    Born: 09 Oct 1879 Staffordshire, England
    Died: 27 Jun 1967 Cleveland, Cuyahoga, Ohio
              James married Annie Warrender on 21 June 1904 in Cambria County, Pennsylvania
Annie (nee Warrender) Birch
    Born: abt 1882  England
    Died: before 1940

James and Annie had the following children;

  • Sarah E. Birch ~ 1905 Pennsylvania – 1989  married: John N. Bloise
  • James H. Birch ~ 1908 Pennsylvania – 1963  married: Mary H. Hruska
  • Ethel M. Birch ~ 1910 Pennsylvania –           married: unknown
  • Alfred George Birch ~ 1913 Pennsylvania – 1983   married: Beatrice Jean Murray
  • Florence Violet Birch ~ 1914 Pennsylvania – 1984  married: 1. McWilliams-died 1938  2. John Thomas O'Rourke
  • Ernest O. Birch1916 Pennsylvania – 1972    married: unknown
  • Edna Leona Birch ~ 1921 Pennsylvania –         married: unknown 

  • If anyone has any information on any of these Birch's or has any photos I would appreciate it if you would contact me. I have a Birch tree on ancestry if anyone is interested.  Birch.Family.Tree    Thanks!


    Warm Regards,

    Sunday, August 19, 2012

    Church Record Sunday ~ Thomas Warrender

    The Birch family married into the Warrander family when they were in England in the 1800's. Both families had their beginnings in Staffordshire, England.

    Thomas Warrander was born in September 1877 in Staffordshire England. The census records indicate that he immigrated to the U.S. in 1888 when he was 11 years old and in 1910, at the age of 33 , he was living in Cambria County, Pennsylvania with his wife Ada (nee Hutchinson).  According to that same census he had been married to Ada for 13 years.
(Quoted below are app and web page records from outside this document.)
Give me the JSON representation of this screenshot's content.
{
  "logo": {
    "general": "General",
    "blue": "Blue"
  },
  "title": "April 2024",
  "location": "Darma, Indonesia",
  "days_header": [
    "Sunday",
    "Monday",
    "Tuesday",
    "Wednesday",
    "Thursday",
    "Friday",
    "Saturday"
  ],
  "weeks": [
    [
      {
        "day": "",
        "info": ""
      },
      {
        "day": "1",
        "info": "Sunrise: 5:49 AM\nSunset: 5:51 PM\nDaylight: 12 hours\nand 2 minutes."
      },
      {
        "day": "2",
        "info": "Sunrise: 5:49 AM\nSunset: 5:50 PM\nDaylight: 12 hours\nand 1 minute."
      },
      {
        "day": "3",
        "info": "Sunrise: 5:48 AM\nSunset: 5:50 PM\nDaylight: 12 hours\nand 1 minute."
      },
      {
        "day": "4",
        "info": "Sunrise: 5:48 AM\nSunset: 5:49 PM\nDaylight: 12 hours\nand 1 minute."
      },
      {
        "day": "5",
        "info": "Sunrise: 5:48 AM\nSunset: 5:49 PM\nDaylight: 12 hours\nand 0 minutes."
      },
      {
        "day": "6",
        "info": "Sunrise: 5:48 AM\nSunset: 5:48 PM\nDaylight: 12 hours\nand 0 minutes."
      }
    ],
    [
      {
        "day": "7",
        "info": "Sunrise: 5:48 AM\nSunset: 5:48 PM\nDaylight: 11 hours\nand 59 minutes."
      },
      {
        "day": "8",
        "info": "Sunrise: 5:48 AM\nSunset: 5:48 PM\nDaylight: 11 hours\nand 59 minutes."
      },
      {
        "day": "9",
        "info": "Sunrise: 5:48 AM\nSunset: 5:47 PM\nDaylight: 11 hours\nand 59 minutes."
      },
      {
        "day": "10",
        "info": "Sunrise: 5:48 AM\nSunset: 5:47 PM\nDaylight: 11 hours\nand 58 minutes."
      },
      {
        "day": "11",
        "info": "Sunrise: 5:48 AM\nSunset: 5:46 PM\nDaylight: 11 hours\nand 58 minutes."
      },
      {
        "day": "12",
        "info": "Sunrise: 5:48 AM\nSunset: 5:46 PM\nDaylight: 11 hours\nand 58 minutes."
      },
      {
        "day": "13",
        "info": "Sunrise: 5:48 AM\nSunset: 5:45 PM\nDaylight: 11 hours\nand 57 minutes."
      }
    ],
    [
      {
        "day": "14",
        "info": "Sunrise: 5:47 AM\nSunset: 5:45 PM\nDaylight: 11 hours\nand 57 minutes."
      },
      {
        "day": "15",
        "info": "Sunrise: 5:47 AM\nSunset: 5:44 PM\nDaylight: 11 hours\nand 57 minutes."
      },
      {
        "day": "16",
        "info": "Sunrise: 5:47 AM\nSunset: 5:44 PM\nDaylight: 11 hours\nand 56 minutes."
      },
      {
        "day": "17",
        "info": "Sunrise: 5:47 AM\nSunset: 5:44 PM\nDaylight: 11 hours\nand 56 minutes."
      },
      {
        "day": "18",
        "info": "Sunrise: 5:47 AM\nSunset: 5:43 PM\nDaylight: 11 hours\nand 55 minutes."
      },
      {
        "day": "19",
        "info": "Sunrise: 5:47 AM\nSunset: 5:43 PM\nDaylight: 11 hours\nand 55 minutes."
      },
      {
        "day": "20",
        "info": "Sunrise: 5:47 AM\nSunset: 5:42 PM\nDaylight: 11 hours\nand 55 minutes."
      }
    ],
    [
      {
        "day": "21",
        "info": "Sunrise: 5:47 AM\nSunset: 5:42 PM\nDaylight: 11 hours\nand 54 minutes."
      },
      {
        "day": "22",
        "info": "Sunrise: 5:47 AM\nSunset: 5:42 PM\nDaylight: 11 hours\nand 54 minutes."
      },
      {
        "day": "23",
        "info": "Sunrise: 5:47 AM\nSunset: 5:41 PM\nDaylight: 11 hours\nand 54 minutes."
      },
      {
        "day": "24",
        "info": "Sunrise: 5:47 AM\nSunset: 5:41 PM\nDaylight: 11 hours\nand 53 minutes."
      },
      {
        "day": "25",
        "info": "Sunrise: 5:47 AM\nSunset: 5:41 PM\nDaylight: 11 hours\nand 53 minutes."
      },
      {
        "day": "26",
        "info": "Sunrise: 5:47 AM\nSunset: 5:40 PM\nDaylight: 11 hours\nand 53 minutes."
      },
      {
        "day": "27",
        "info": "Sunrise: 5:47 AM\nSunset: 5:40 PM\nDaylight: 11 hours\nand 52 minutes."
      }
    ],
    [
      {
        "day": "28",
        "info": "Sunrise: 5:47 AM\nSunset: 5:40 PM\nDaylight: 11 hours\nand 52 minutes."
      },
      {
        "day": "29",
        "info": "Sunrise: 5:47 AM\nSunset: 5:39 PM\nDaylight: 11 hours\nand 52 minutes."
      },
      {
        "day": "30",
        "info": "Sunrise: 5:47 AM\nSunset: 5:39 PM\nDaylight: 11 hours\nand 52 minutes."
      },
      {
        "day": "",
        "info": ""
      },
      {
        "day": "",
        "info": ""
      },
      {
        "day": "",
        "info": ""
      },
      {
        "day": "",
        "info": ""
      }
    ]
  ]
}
They had a total of six children but only four were living; Charles (1901), Sarah (1903), Elizabeth (1906), and Sylvia (1908).  Thomas was a Foreman of a Coal Mine.

    I stumbled upon church records that indicated Thomas Warrander was baptized as an adult , at the age of 22, at St. Thomas Episcopal Church in Barnesboro, Cambria County, Pennsylvania.   I found it interesting that as an adult he was baptized.  I wonder if he was baptized in England after his birth.  I find it nice that he established himself with a church where his family now lived and that this church is still holding services.  This record confirms for me his birthplace and his parents names. 

    Warm Regards,

    Monday, July 9, 2012

    Amanuensis Monday ~ Florence Birch McWilliams & John T. O'Rourke

    Application for Marriage ~ John O'Rourke & Florence Birch McWilliams
     In doing my research on the Birch's I  had difficulty locating "Florence Birch" a daughter of James Birch and Anna Warrander.   It wasn't until I found this "Application for Marriage License" dated 6 May 1940 from the Commonwealth of Pennsylvania that I discovered that Florence Birch had been married previously and that husband had died two years prior.  That explained her name change to McWilliams and why I couldn't locate her.
         Thank goodness for documents such as this as I am able to gain a plethera of information from it and fill in so many missing pieces.

    Warm Regards,